Behind every good painting is a sound abstract design. In visual art most of the 20th century was devoted to some sort of abstraction. Today many artists paint abstractly, but to a lot of people abstraction is meaningless. That's too bad because understanding abstraction can go a long way towards enhancing a realistic work whether photo-realistic or more impressionistic.
Here is an experiment that can open up for you one way abstraction can work. In science, experiments often begin with setting intentions, so that's what we will do first. The subject is the photo of tomatoes below.
1. We will use only one tool, a flat brush, and with it we will use only a straight, flat stroke
2. We will focus only on color
3. Each stroke will take on a different direction than the previous stroke of the same color
4. Each color is repeated at least twice.
First pass: Doing those four intentions, we'll place the lighter value reds of the tomatoes.
Second Pass: Still using the four intentions, we'll use the darker reds.
Third Pass: We add the lighter greens.
Fourth pass: We add the darker greens.

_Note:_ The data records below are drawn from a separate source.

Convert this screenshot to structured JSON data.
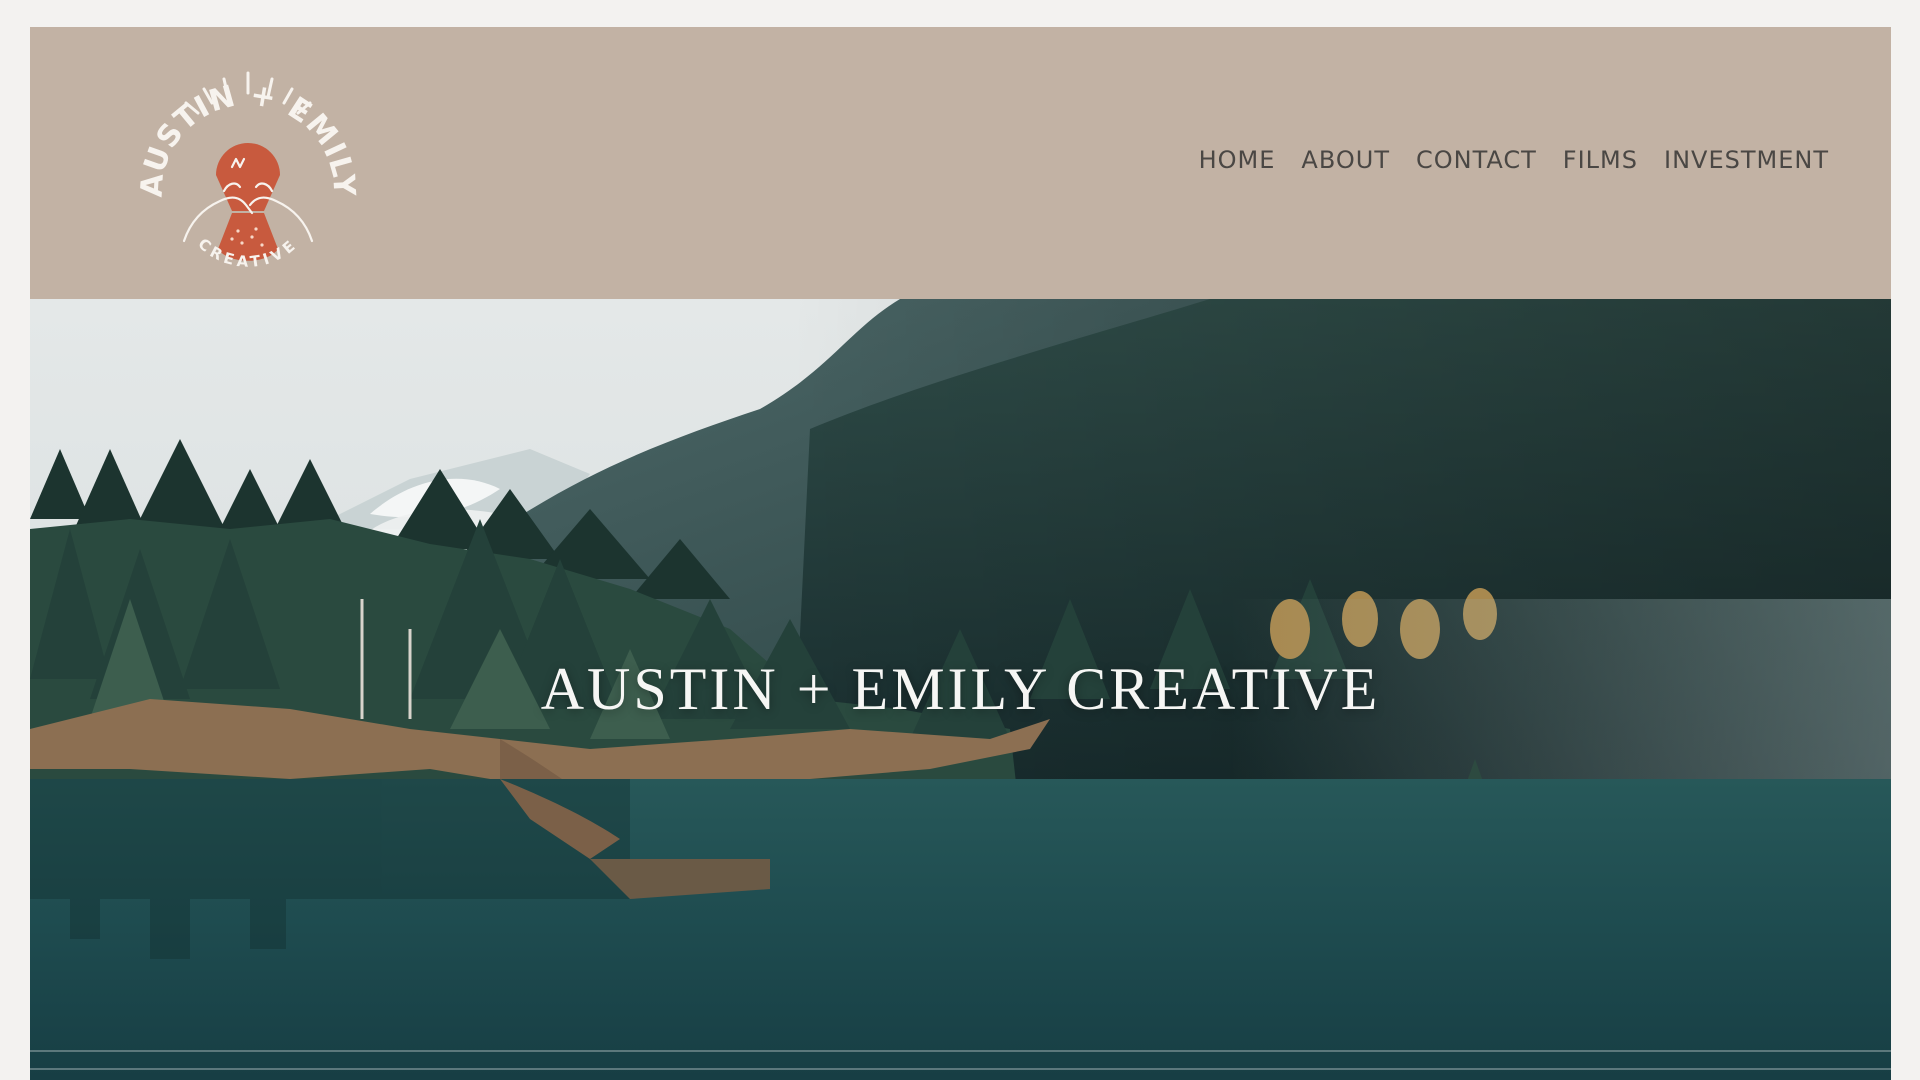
{
  "brand": {
    "logo_top_text": "AUSTIN + EMILY",
    "logo_bottom_text": "CREATIVE",
    "logo_accent_color": "#c85a3e",
    "header_background": "#c2b2a4"
  },
  "nav": {
    "items": [
      {
        "label": "HOME"
      },
      {
        "label": "ABOUT"
      },
      {
        "label": "CONTACT"
      },
      {
        "label": "FILMS"
      },
      {
        "label": "INVESTMENT"
      }
    ]
  },
  "hero": {
    "title": "AUSTIN + EMILY CREATIVE",
    "image_subject": "forest-lake-mountain-landscape"
  }
}
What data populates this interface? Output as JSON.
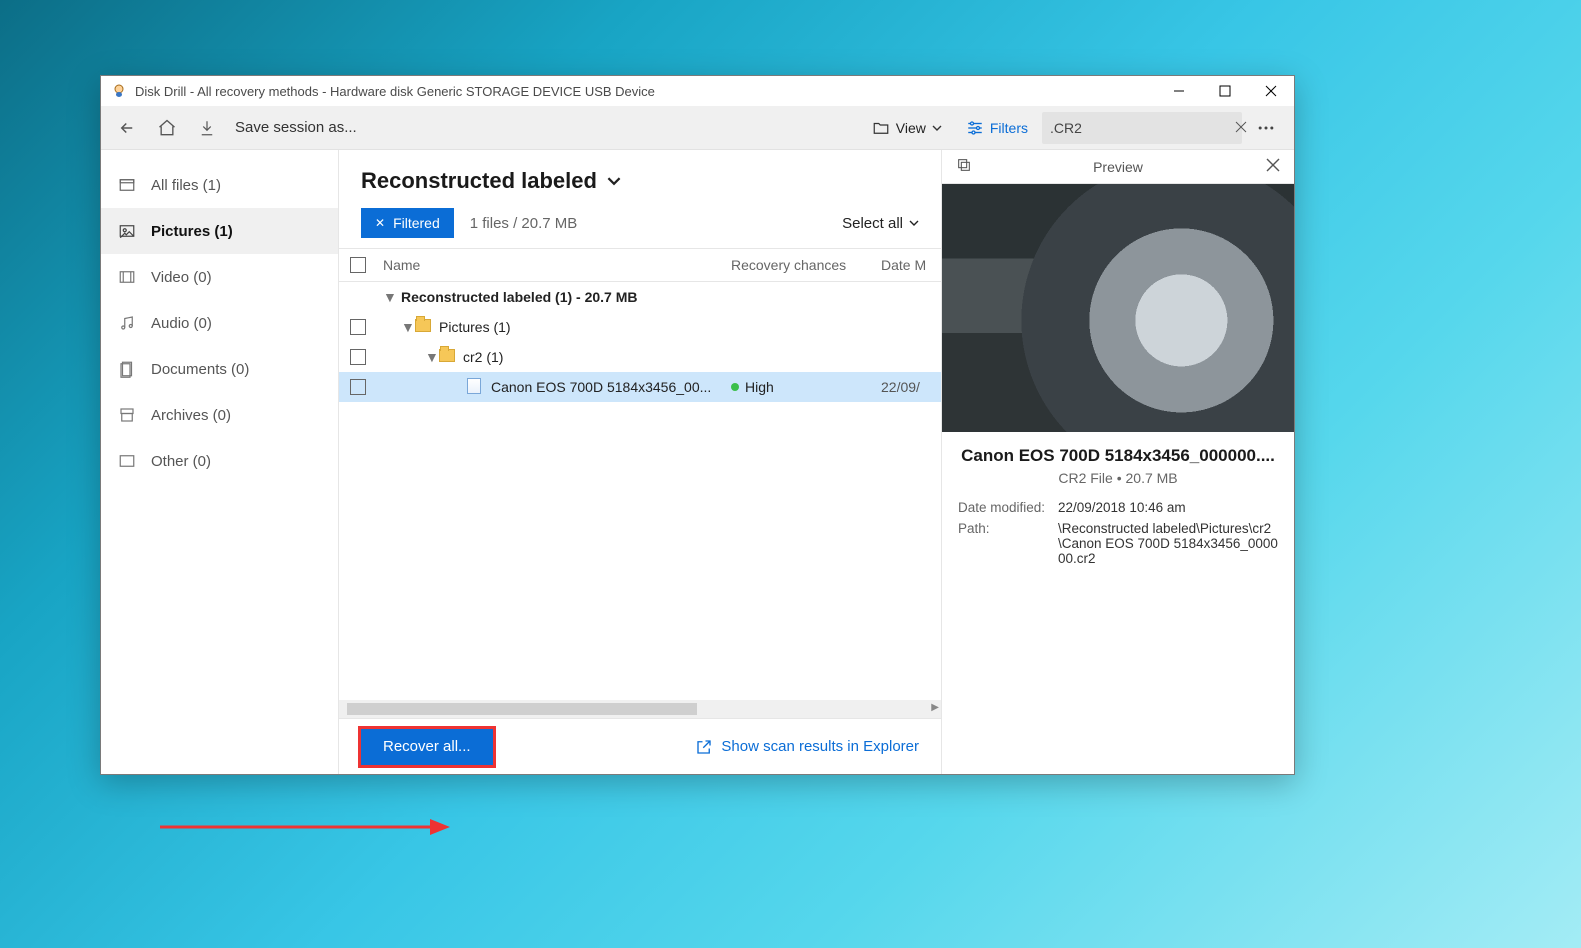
{
  "window": {
    "title": "Disk Drill - All recovery methods - Hardware disk Generic STORAGE DEVICE USB Device"
  },
  "toolbar": {
    "save_session": "Save session as...",
    "view": "View",
    "filters": "Filters",
    "search_value": ".CR2"
  },
  "sidebar": {
    "items": [
      {
        "label": "All files (1)"
      },
      {
        "label": "Pictures (1)"
      },
      {
        "label": "Video (0)"
      },
      {
        "label": "Audio (0)"
      },
      {
        "label": "Documents (0)"
      },
      {
        "label": "Archives (0)"
      },
      {
        "label": "Other (0)"
      }
    ]
  },
  "center": {
    "title": "Reconstructed labeled",
    "chip_label": "Filtered",
    "stat": "1 files / 20.7 MB",
    "select_all": "Select all",
    "columns": {
      "name": "Name",
      "chances": "Recovery chances",
      "date": "Date M"
    },
    "rows": {
      "group": "Reconstructed labeled (1) - 20.7 MB",
      "folder1": "Pictures (1)",
      "folder2": "cr2 (1)",
      "file": {
        "name": "Canon EOS 700D 5184x3456_00...",
        "chances": "High",
        "date": "22/09/"
      }
    }
  },
  "preview": {
    "label": "Preview",
    "file_name": "Canon EOS 700D 5184x3456_000000....",
    "subtitle": "CR2 File • 20.7 MB",
    "date_modified_k": "Date modified:",
    "date_modified_v": "22/09/2018 10:46 am",
    "path_k": "Path:",
    "path_v": "\\Reconstructed labeled\\Pictures\\cr2\\Canon EOS 700D 5184x3456_000000.cr2"
  },
  "footer": {
    "recover": "Recover all...",
    "explorer": "Show scan results in Explorer"
  }
}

Fifth pass: The lighter grays.
Sixth pass: The darker neutral reds
Seventh pass: The darker grays
Eighth pass: The middle value greens

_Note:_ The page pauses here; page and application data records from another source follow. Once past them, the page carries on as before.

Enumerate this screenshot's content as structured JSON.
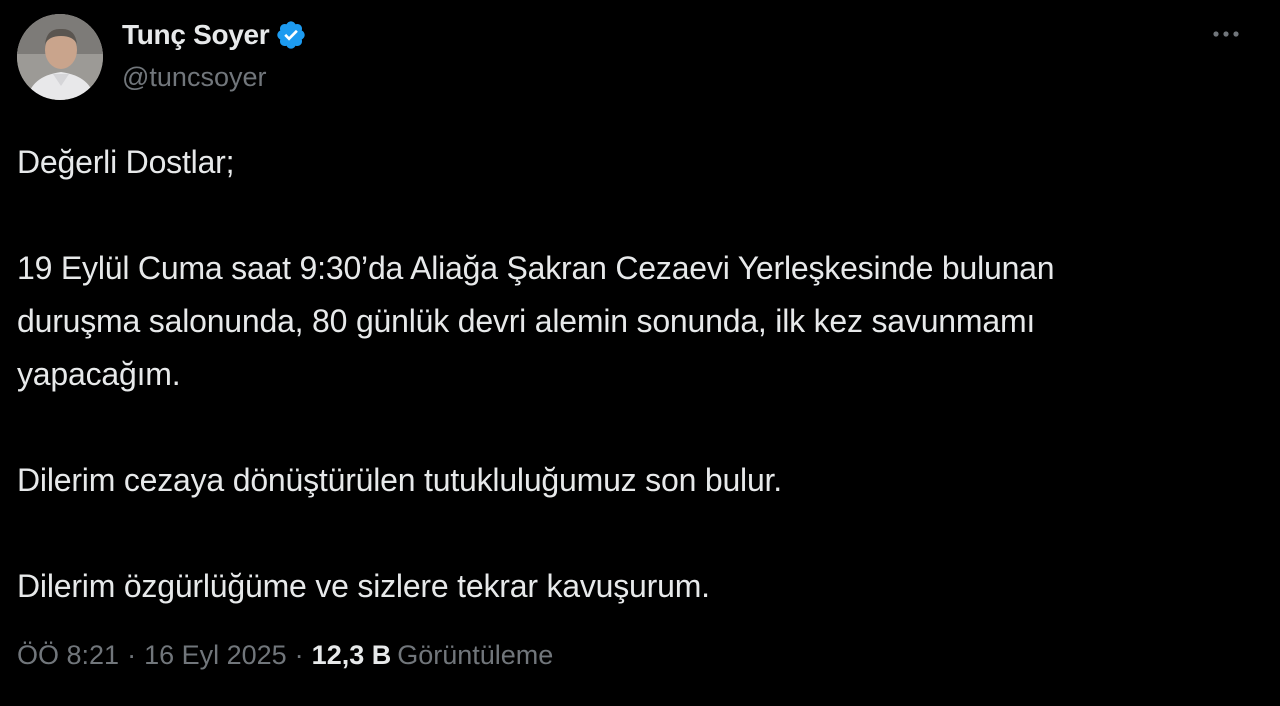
{
  "author": {
    "display_name": "Tunç Soyer",
    "handle": "@tuncsoyer",
    "verified": true
  },
  "tweet": {
    "paragraphs": [
      "Değerli Dostlar;",
      "19 Eylül Cuma saat 9:30’da Aliağa Şakran Cezaevi Yerleşkesinde bulunan\nduruşma salonunda, 80 günlük devri alemin sonunda, ilk kez savunmamı\nyapacağım.",
      "Dilerim cezaya dönüştürülen tutukluluğumuz son bulur.",
      "Dilerim özgürlüğüme ve sizlere tekrar kavuşurum."
    ]
  },
  "meta": {
    "time": "ÖÖ 8:21",
    "separator": "·",
    "date": "16 Eyl 2025",
    "views_count": "12,3 B",
    "views_label": "Görüntüleme"
  },
  "icons": {
    "verified": "verified-badge-icon",
    "more": "more-options-icon"
  },
  "colors": {
    "background": "#000000",
    "text_primary": "#e7e9ea",
    "text_secondary": "#71767b",
    "verified_blue": "#1d9bf0"
  }
}
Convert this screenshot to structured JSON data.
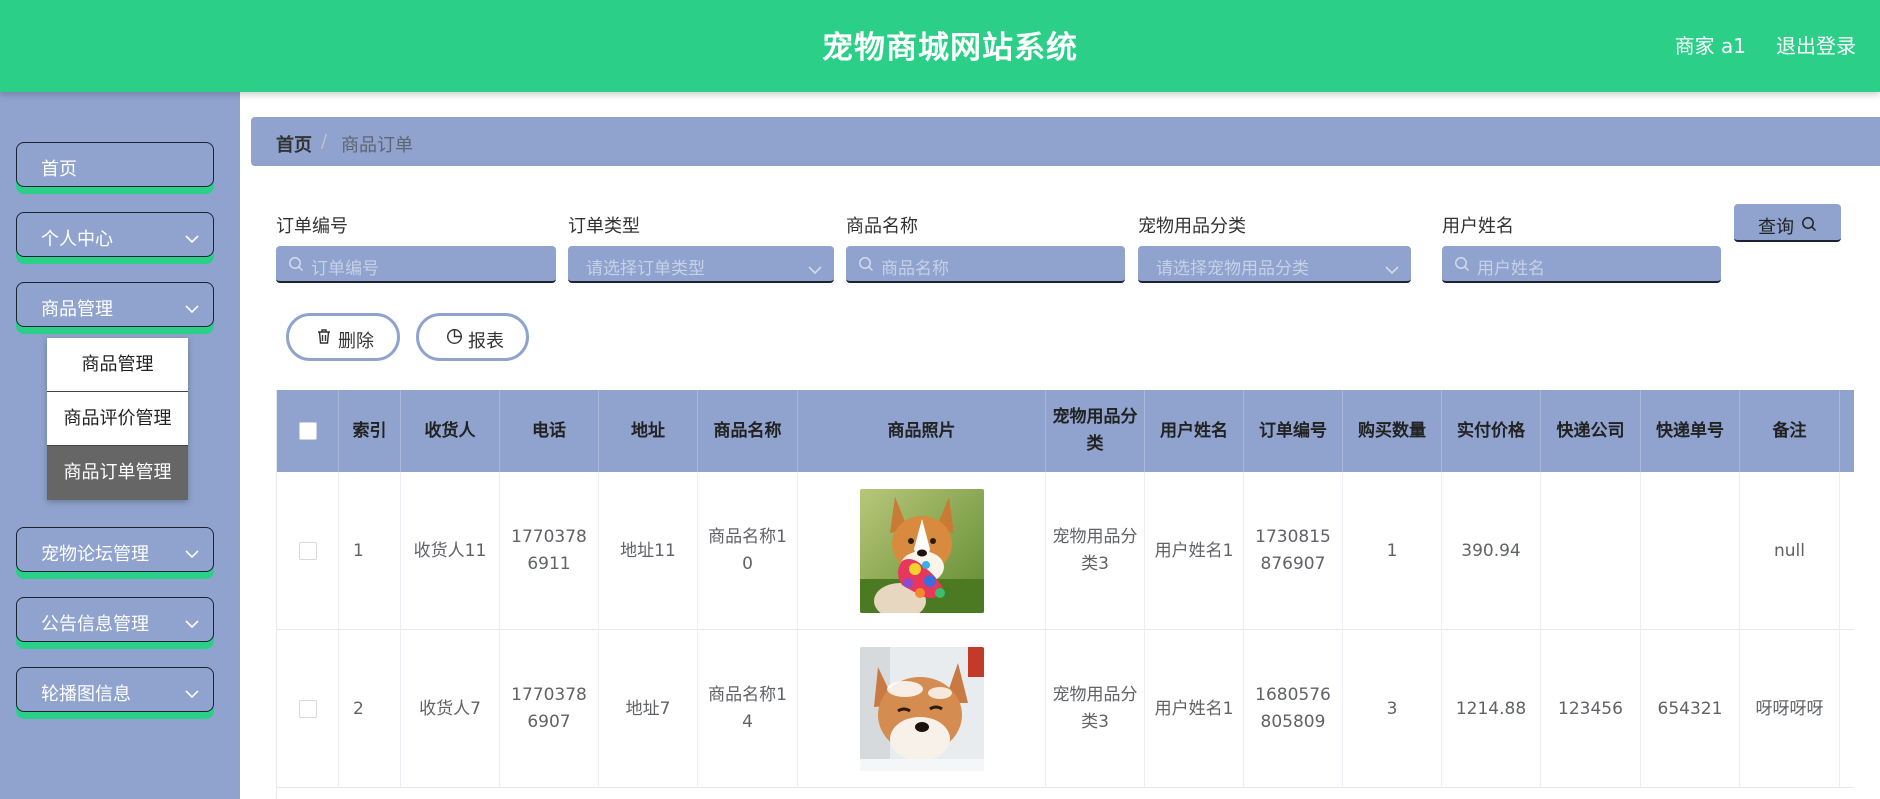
{
  "header": {
    "title": "宠物商城网站系统",
    "user": "商家 a1",
    "logout": "退出登录"
  },
  "sidebar": {
    "items": [
      {
        "label": "首页"
      },
      {
        "label": "个人中心"
      },
      {
        "label": "商品管理"
      },
      {
        "label": "宠物论坛管理"
      },
      {
        "label": "公告信息管理"
      },
      {
        "label": "轮播图信息"
      }
    ],
    "submenu": [
      {
        "label": "商品管理"
      },
      {
        "label": "商品评价管理"
      },
      {
        "label": "商品订单管理"
      }
    ]
  },
  "breadcrumb": {
    "home": "首页",
    "separator": "/",
    "current": "商品订单"
  },
  "search": {
    "fields": [
      {
        "label": "订单编号",
        "placeholder": "订单编号"
      },
      {
        "label": "订单类型",
        "placeholder": "请选择订单类型"
      },
      {
        "label": "商品名称",
        "placeholder": "商品名称"
      },
      {
        "label": "宠物用品分类",
        "placeholder": "请选择宠物用品分类"
      },
      {
        "label": "用户姓名",
        "placeholder": "用户姓名"
      }
    ],
    "query_label": "查询"
  },
  "actions": {
    "delete_label": "删除",
    "report_label": "报表"
  },
  "table": {
    "headers": [
      "索引",
      "收货人",
      "电话",
      "地址",
      "商品名称",
      "商品照片",
      "宠物用品分类",
      "用户姓名",
      "订单编号",
      "购买数量",
      "实付价格",
      "快递公司",
      "快递单号",
      "备注"
    ],
    "rows": [
      {
        "index": "1",
        "receiver": "收货人11",
        "phone": "17703786911",
        "address": "地址11",
        "product": "商品名称10",
        "photo": "corgi-with-toy",
        "category": "宠物用品分类3",
        "user": "用户姓名1",
        "order_no": "1730815876907",
        "qty": "1",
        "price": "390.94",
        "courier": "",
        "tracking": "",
        "remark": "null"
      },
      {
        "index": "2",
        "receiver": "收货人7",
        "phone": "17703786907",
        "address": "地址7",
        "product": "商品名称14",
        "photo": "shiba-in-snow",
        "category": "宠物用品分类3",
        "user": "用户姓名1",
        "order_no": "1680576805809",
        "qty": "3",
        "price": "1214.88",
        "courier": "123456",
        "tracking": "654321",
        "remark": "呀呀呀呀"
      }
    ]
  },
  "colors": {
    "header": "#2bcf88",
    "sidebar": "#8fa3ce",
    "accent": "#2bcf88"
  }
}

Ninth pass: More light grays and the abstract is complete
The sequence of color selection doesn't matter. What matters is following the four intentions.
Here is the subject and the abstract that grew out of it.. Why not try choosing a photo and abstracting it using this process.